Hospice patients face an especially difficult challenge. Common among those in hospice care are signs of anxiety, stress, and depression. Many types of therapies have been employed over the years to ease patient angst, including aromatherapy and essential oils. Other palliative treatments that include prescription medicines can help, particularly if a patient in pain. With all the purported benefits of CBD, could hospice patients benefit from its use? The answer is a mixed bag.
According to science, the effects of cannabinoids on stress and anxiety are proven and measured in animal trials, but no human trials exist to support its use in human populations. Nevertheless, those who have used CBD have reported reductions in stress and anxiety, and the cannabis industry is confident in the effects their CBD products have for medicinal purposes. It all boils down to personal choice. CBD does not have mind-altering effects and therefore does not act like a drug. However, patients who are morally opposed to the use of cannabis, in general, may elect not to use cannabinoids.
Hospice patients who believe CBD will help relieve their stress and anxiety can try to use the compound. If it helps, so much the better. However, what hospice patients need to understand is that as far as science is concerned, there is still too little information available to make a recommendation one way or the other. CBD use, therefore, is an entirely personal decision.
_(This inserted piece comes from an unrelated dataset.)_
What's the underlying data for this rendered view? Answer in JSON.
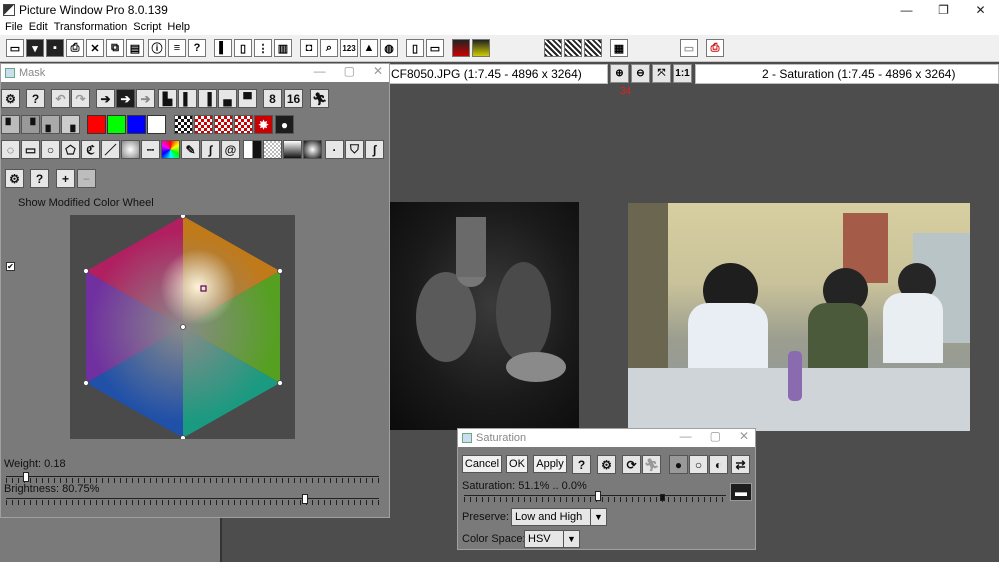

Challenges to the use of CBD
First, hospice patients in states where cannabis is illegal will not have access to CBD. In states where CBD products are available, it is essential to consider the sourcing of the product. Medicinal marijuana shops are the most secure and reliable because they must adhere to strict state guidelines for supply. Recreational shops, on the other hand, can source their products from a broader range of growing operations, and so the potency of their products will vary more widely.
It is important not to forget the existing stigma surrounding cannabis products. As far as the federal government is concerned, cannabis is still a schedule 1 drug, meaning it is illegal in all states, including those that have legalized it. While this will not carry legal implications for most cannabis users, hospice facilities will not offer or consider the use of the CBD or other cannabis products because they are almost all federally certified through Medicare.
What are your thoughts on CBD?
The use of cannabinoids is a personal decision and a try-at-your-own-risk type of product. While there exists good evidence that CBD can help alleviate stress and anxiety, the evidence to date only includes animal trials and anecdotal testimony. For use in hospice, CBD stands to become a powerful tool in the future. However, current restrictions on marijuana restrict the ability of hospices to recommend or administer such products. Until cannabis laws change at the federal level, cannabinoid products can only be used by patients who choose to use them by their own volition.
What do you think about CBD? Would it be a useful tool for hospices and palliative doctors? Leave us a comment below with your thoughts.